Then and there, Krause decided that he wanted spend the rest of his life recording and archiving the music of wild animals and wild places. He quit Hollywood and began traveling the world. The soundscapes he recorded were full of epiphanies about the origin of our own culture and music, about the profound connectedness of creatures, and about the unseen tolls of human activity. Previous wildlife recordings isolated the calls of individual creatures, but Krause recorded habitats as a whole. He soon proposed a new theory of ecosystem functioning: that each species produces unique acoustic signatures, partitioning and occupying sonic niches such that the singing of all of the creatures in a healthy ecosystem can be heard, organized like players in an orchestra.

Today, Krause’s astonishing archive contains sounds made by more than 15,000 species. It is, as The New Yorker aptly put it, “an auditory Library of Alexandria for everything non-human.” Fifty percent of the recorded habitats no longer exist due to habitat destruction, climate change, and human din. We spoke with Krause about the beauty of and perils facing wild music, the extraordinary science of soundscape ecology, and how sound impacts the welfare of animals. The music in this episode is from Wild Sanctuary (www.wildsanctuary.com).


2. What’s the Right Price for Carbon Emissions?



In today’s episode, Naomi and Casey speak with Nobel laureate William Nordhaus (a Sterling Professor of Economics at Yale), Fran Moore (an Assistant Professor of Environmental Science and Policy at UC Davis), Howard Shelanski (a Law Professor at Georgetown University and former White House administrator), and Senator Sheldon Whitehouse (US Senator from RI). They seek to understand the theory behind the “social cost of carbon”: the economic backbone of all carbon pricing schemes.

Read more at pricingnature.substack.com.


1. Intro to Carbon Pricing



Welcome to Pricing Nature, a new podcast from The Yale Center for Business and the Environment, and the Yale Carbon Charge.
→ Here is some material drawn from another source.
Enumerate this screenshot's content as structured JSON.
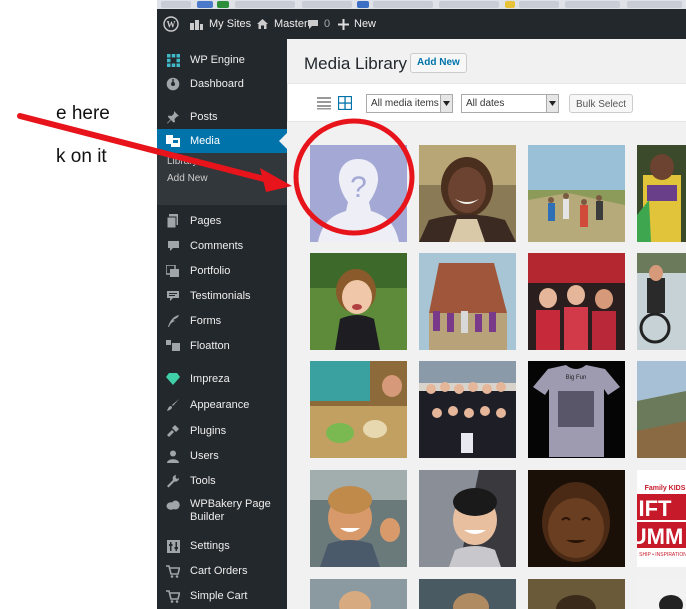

In this first episode, we break down the basics of pricing carbon dioxide, and other harmful greenhouse gases. We’re joined by Susanne Brooks, Senior Director of U.S. Climate Policy & Analysis at EDF, to talk about how to design good carbon pricing policies.
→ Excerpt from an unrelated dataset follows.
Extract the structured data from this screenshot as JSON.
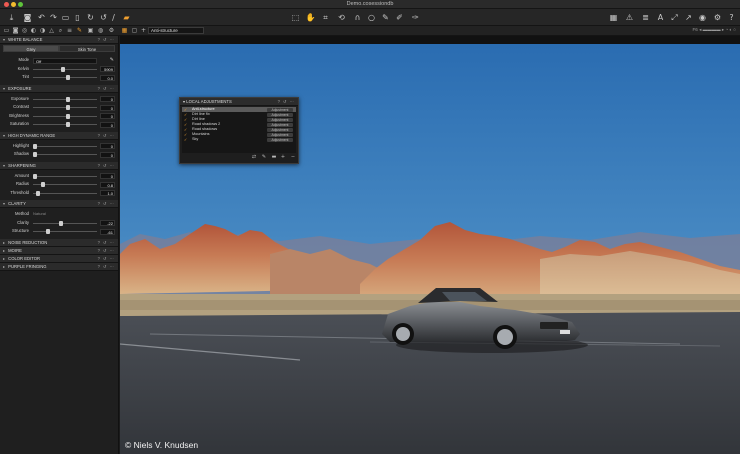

Read more at pricingnature.substack.com.


Promoting Racial Justice with Patricia N Okonta YC ’15



Judicial Law Clerk for the U.S. Court of Appeals Patricia N Okonta discusses how the law can be used to improve systems of democracy and justice.


0. Welcome to Pricing Nature



Welcome to Pricing Nature, a limited-series podcast from the Center for Business and the Environment at Yale and the Yale Carbon Charge. We’ll tell a story about the economics, politics, and history of carbon pricing, which many argue should play a critical role in any national climate policy. Join us to hear from experts about the ins and outs of carbon pricing policy.


Ep. 38 – Margaret Renkl on discovering wonder, grief, and inspiration in backyard nature



In the long months we’ve all been confined to our homes, many people have become reacquainted with the vibrant life just outside their doors, finding unexpected joy, companionship, and hope through partaking in the cycles of love and loss that happen in the skies and yards around us. It is this wonder to be found in the natural world, from observing the habits of the nesting chipmunk family under her house, to watching a monarch butterfly break out of its chrysalis, that our guest, Margaret Renkl, captures so evocatively through her writing. In her book, Late Migrations: A Natural History of Love and Loss, and in her weekly opinion columns for The New York Times, Renkl introduces readers to the profound joys and sorrows unfolding in the world around us. In stories about growing up in the South, the heartbreak of losing her parents, finding the perfect squirrel-proof finch feeder, and hearing the chattering of birds in her yard as they warn of a lurking snake, she grounds the extraordinary and uplifts the everyday. In this episode, we talk with Renkl about how loving nature and mourning it go hand in hand, how backyard nature can provide comfort during times of grief, the impetuousness of squirrels, and how she turned her Nashville backyard into a wildlife sanctuary.